[INSTRUCTIONS FOR THE TASK]: Copy each line of the data below exactly, leaving out pictures.

Items from an interface collection
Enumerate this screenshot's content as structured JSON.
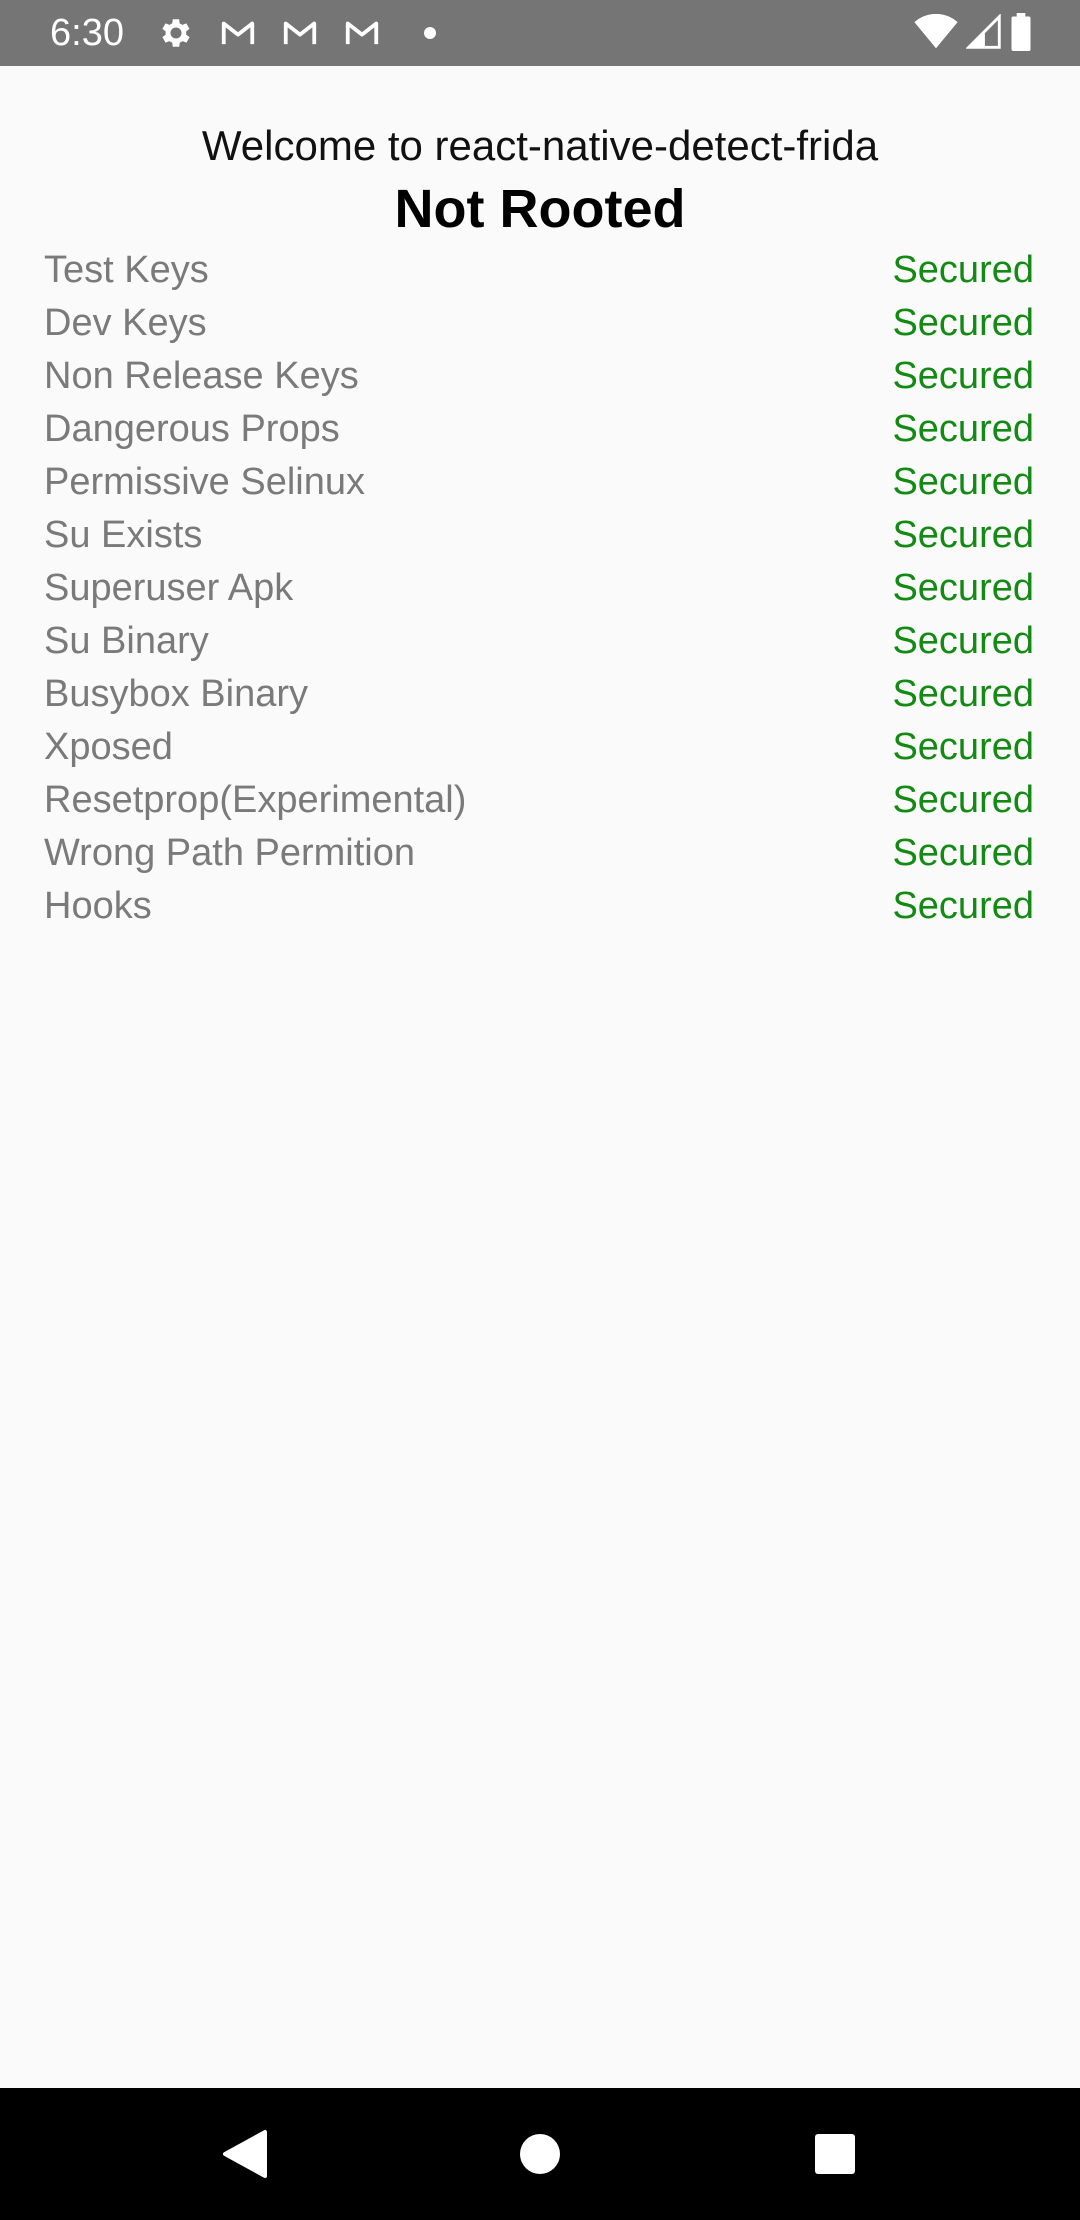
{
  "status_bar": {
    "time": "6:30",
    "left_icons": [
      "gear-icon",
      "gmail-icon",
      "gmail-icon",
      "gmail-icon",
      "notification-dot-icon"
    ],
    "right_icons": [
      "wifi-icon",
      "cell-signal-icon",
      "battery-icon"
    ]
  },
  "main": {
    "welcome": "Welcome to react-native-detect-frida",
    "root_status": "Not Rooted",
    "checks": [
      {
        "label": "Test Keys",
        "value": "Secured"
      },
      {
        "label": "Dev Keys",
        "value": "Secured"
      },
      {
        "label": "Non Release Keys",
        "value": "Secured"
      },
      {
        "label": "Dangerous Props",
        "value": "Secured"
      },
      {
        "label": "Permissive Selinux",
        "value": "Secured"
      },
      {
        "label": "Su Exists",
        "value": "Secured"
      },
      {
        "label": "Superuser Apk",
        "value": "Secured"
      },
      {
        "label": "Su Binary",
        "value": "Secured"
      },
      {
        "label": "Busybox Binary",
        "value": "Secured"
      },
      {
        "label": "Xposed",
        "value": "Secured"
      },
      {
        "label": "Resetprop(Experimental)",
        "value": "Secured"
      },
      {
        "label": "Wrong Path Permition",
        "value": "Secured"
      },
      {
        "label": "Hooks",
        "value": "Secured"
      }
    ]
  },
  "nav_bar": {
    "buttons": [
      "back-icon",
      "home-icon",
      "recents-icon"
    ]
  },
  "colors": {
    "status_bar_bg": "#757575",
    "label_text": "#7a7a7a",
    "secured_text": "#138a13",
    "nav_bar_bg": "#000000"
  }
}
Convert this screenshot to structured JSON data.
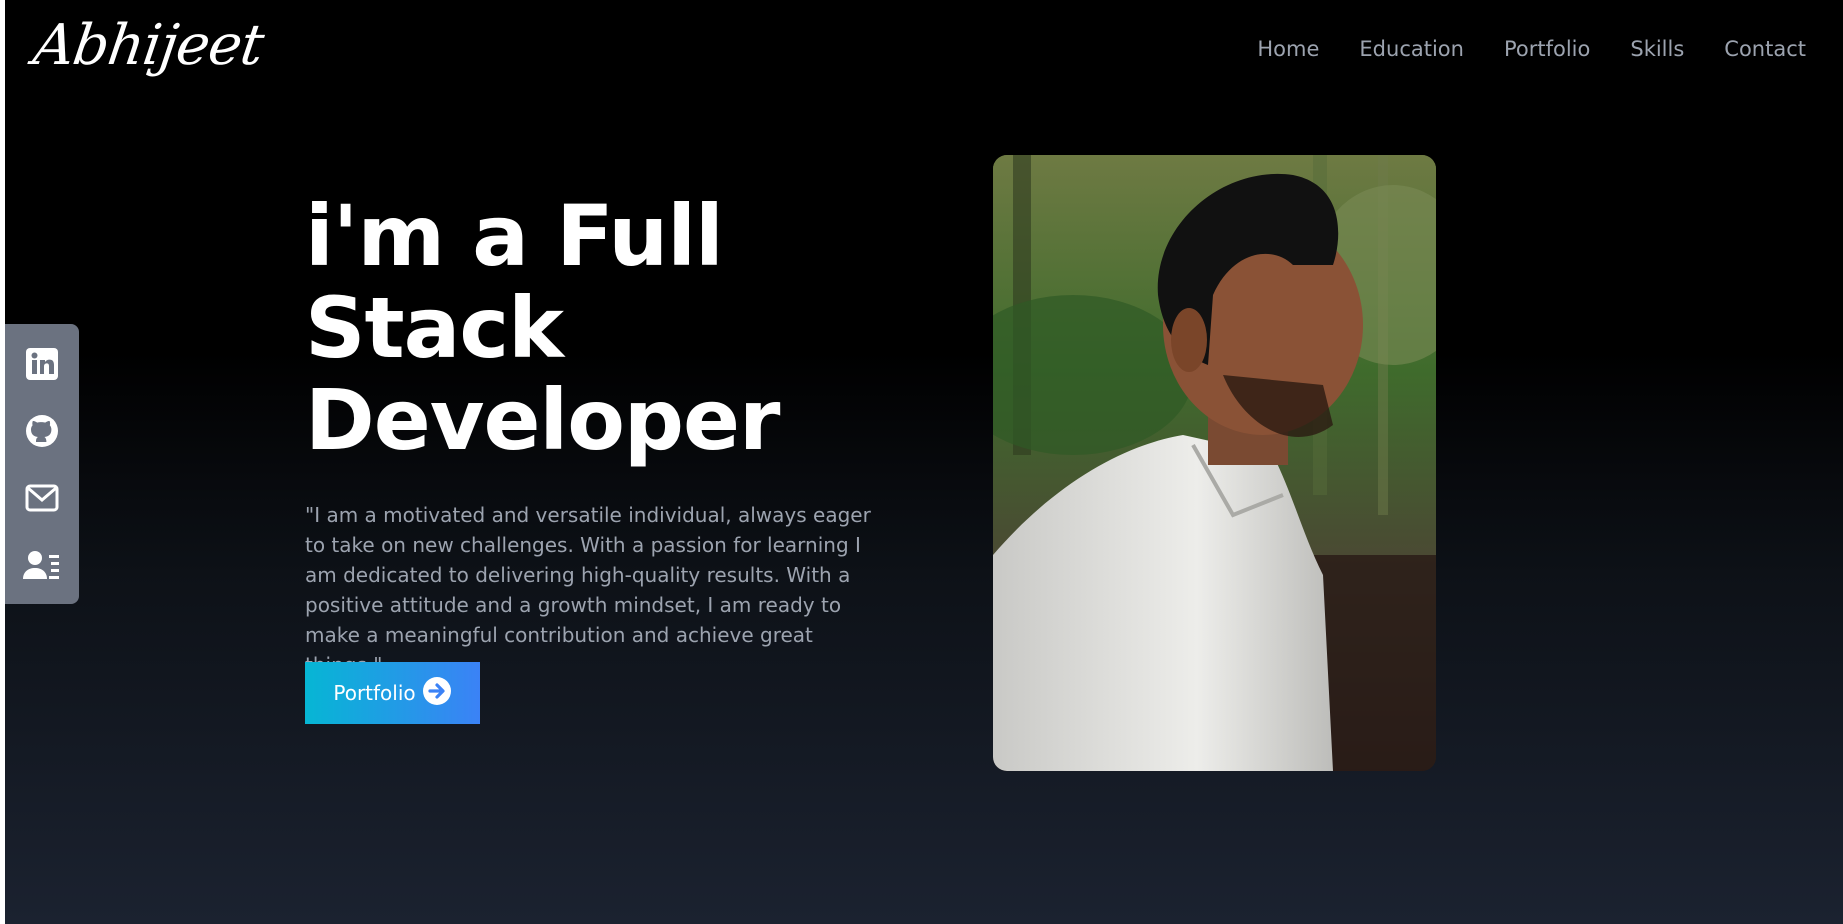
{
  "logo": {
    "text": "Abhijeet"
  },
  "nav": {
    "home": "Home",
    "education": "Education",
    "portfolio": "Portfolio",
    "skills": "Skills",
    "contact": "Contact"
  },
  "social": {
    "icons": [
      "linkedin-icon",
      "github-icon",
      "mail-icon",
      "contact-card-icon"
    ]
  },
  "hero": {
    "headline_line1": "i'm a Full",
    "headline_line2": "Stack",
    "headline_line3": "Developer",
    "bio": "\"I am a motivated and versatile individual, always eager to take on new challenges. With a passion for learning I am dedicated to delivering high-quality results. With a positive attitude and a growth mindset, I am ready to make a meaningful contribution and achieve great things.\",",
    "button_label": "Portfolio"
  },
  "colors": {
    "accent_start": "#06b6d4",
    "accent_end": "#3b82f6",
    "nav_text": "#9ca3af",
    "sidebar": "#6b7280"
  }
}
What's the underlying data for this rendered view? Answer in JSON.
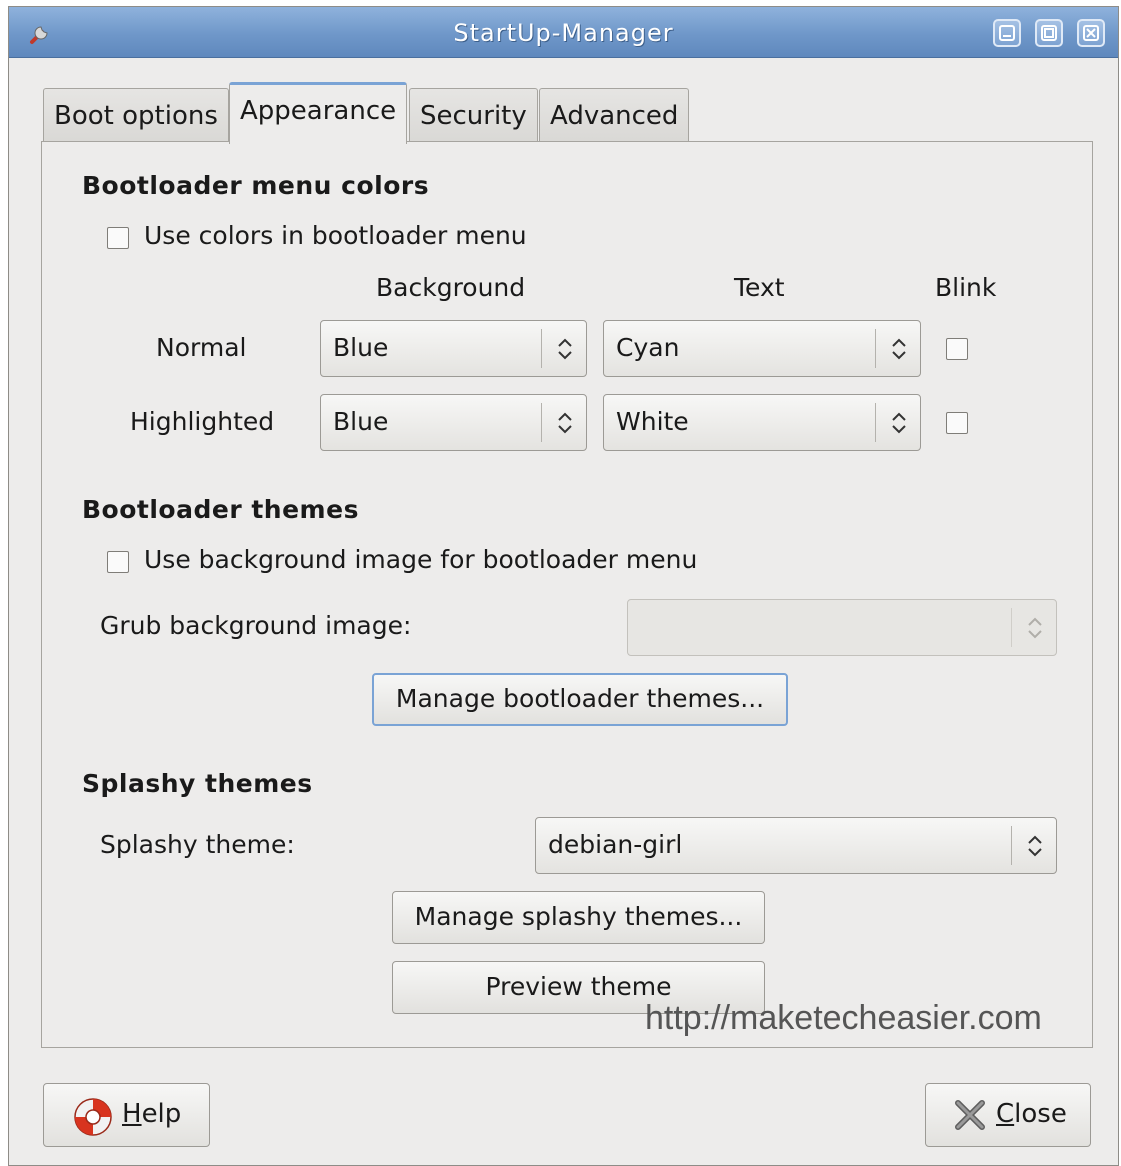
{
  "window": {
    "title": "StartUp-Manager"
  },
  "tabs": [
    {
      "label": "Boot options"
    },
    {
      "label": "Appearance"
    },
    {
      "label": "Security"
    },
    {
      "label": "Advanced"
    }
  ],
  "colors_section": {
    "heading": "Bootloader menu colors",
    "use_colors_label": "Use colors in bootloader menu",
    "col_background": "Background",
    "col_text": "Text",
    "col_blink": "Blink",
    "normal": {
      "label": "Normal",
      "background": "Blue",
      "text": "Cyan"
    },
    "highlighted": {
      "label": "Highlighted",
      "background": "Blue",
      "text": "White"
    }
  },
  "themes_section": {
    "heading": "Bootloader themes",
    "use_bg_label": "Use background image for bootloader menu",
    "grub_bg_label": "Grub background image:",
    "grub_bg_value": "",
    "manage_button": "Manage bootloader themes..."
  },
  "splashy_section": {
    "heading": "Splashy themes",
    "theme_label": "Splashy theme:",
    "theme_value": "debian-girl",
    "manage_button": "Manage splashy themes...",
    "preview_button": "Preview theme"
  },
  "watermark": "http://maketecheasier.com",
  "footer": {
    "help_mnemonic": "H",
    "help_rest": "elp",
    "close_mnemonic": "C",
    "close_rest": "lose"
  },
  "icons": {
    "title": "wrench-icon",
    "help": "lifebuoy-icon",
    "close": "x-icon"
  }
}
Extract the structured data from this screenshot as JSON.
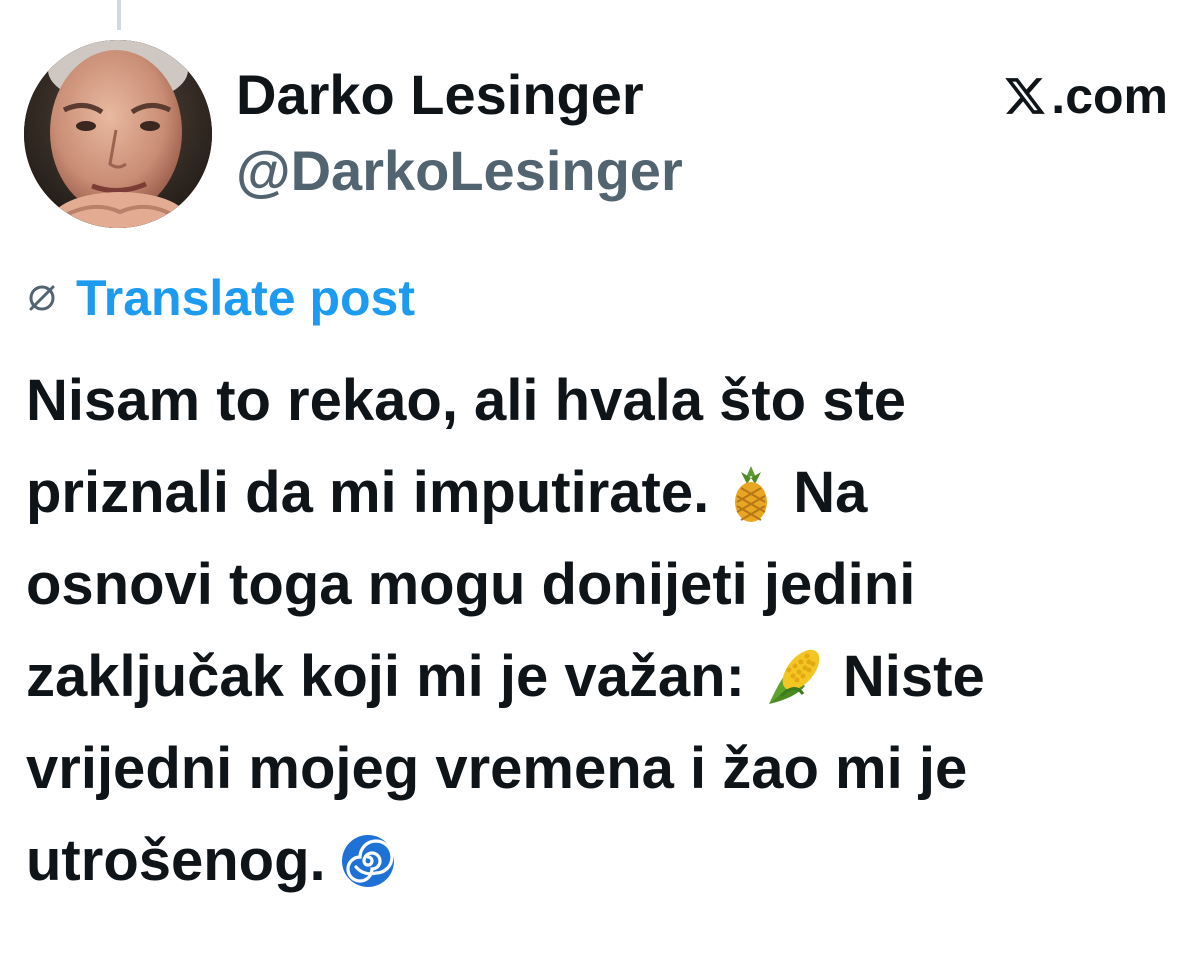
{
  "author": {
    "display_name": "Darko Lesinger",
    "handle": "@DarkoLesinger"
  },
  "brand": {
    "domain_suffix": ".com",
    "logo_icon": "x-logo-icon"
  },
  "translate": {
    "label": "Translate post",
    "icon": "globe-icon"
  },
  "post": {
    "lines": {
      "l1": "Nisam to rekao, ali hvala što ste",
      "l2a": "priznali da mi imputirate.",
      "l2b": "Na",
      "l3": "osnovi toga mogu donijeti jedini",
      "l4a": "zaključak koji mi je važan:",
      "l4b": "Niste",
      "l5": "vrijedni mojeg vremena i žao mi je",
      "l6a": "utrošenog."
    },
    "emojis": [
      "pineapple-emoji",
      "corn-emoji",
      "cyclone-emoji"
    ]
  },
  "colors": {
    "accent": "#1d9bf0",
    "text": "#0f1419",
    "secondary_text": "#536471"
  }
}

[EXERCISE RESULT]:
Enumerate this screenshot's content as structured JSON.
{
  "status_bar": {
    "time": "6:30",
    "left_icons": [
      "gear-icon",
      "gmail-icon",
      "gmail-icon",
      "gmail-icon",
      "notification-dot-icon"
    ],
    "right_icons": [
      "wifi-icon",
      "cell-signal-icon",
      "battery-icon"
    ]
  },
  "main": {
    "welcome": "Welcome to react-native-detect-frida",
    "root_status": "Not Rooted",
    "checks": [
      {
        "label": "Test Keys",
        "value": "Secured"
      },
      {
        "label": "Dev Keys",
        "value": "Secured"
      },
      {
        "label": "Non Release Keys",
        "value": "Secured"
      },
      {
        "label": "Dangerous Props",
        "value": "Secured"
      },
      {
        "label": "Permissive Selinux",
        "value": "Secured"
      },
      {
        "label": "Su Exists",
        "value": "Secured"
      },
      {
        "label": "Superuser Apk",
        "value": "Secured"
      },
      {
        "label": "Su Binary",
        "value": "Secured"
      },
      {
        "label": "Busybox Binary",
        "value": "Secured"
      },
      {
        "label": "Xposed",
        "value": "Secured"
      },
      {
        "label": "Resetprop(Experimental)",
        "value": "Secured"
      },
      {
        "label": "Wrong Path Permition",
        "value": "Secured"
      },
      {
        "label": "Hooks",
        "value": "Secured"
      }
    ]
  },
  "nav_bar": {
    "buttons": [
      "back-icon",
      "home-icon",
      "recents-icon"
    ]
  },
  "colors": {
    "status_bar_bg": "#757575",
    "label_text": "#7a7a7a",
    "secured_text": "#138a13",
    "nav_bar_bg": "#000000"
  }
}
Convert this screenshot to structured JSON data.
{
  "logo": {
    "text": "Abhijeet"
  },
  "nav": {
    "home": "Home",
    "education": "Education",
    "portfolio": "Portfolio",
    "skills": "Skills",
    "contact": "Contact"
  },
  "social": {
    "icons": [
      "linkedin-icon",
      "github-icon",
      "mail-icon",
      "contact-card-icon"
    ]
  },
  "hero": {
    "headline_line1": "i'm a Full",
    "headline_line2": "Stack",
    "headline_line3": "Developer",
    "bio": "\"I am a motivated and versatile individual, always eager to take on new challenges. With a passion for learning I am dedicated to delivering high-quality results. With a positive attitude and a growth mindset, I am ready to make a meaningful contribution and achieve great things.\",",
    "button_label": "Portfolio"
  },
  "colors": {
    "accent_start": "#06b6d4",
    "accent_end": "#3b82f6",
    "nav_text": "#9ca3af",
    "sidebar": "#6b7280"
  }
}
What's the underlying data for this rendered view? Answer in JSON.
{
  "window": {
    "title": "StartUp-Manager"
  },
  "tabs": [
    {
      "label": "Boot options"
    },
    {
      "label": "Appearance"
    },
    {
      "label": "Security"
    },
    {
      "label": "Advanced"
    }
  ],
  "colors_section": {
    "heading": "Bootloader menu colors",
    "use_colors_label": "Use colors in bootloader menu",
    "col_background": "Background",
    "col_text": "Text",
    "col_blink": "Blink",
    "normal": {
      "label": "Normal",
      "background": "Blue",
      "text": "Cyan"
    },
    "highlighted": {
      "label": "Highlighted",
      "background": "Blue",
      "text": "White"
    }
  },
  "themes_section": {
    "heading": "Bootloader themes",
    "use_bg_label": "Use background image for bootloader menu",
    "grub_bg_label": "Grub background image:",
    "grub_bg_value": "",
    "manage_button": "Manage bootloader themes..."
  },
  "splashy_section": {
    "heading": "Splashy themes",
    "theme_label": "Splashy theme:",
    "theme_value": "debian-girl",
    "manage_button": "Manage splashy themes...",
    "preview_button": "Preview theme"
  },
  "watermark": "http://maketecheasier.com",
  "footer": {
    "help_mnemonic": "H",
    "help_rest": "elp",
    "close_mnemonic": "C",
    "close_rest": "lose"
  },
  "icons": {
    "title": "wrench-icon",
    "help": "lifebuoy-icon",
    "close": "x-icon"
  }
}
Extract the structured data from this screenshot as JSON.
{
  "author": {
    "display_name": "Darko Lesinger",
    "handle": "@DarkoLesinger"
  },
  "brand": {
    "domain_suffix": ".com",
    "logo_icon": "x-logo-icon"
  },
  "translate": {
    "label": "Translate post",
    "icon": "globe-icon"
  },
  "post": {
    "lines": {
      "l1": "Nisam to rekao, ali hvala što ste",
      "l2a": "priznali da mi imputirate.",
      "l2b": "Na",
      "l3": "osnovi toga mogu donijeti jedini",
      "l4a": "zaključak koji mi je važan:",
      "l4b": "Niste",
      "l5": "vrijedni mojeg vremena i žao mi je",
      "l6a": "utrošenog."
    },
    "emojis": [
      "pineapple-emoji",
      "corn-emoji",
      "cyclone-emoji"
    ]
  },
  "colors": {
    "accent": "#1d9bf0",
    "text": "#0f1419",
    "secondary_text": "#536471"
  }
}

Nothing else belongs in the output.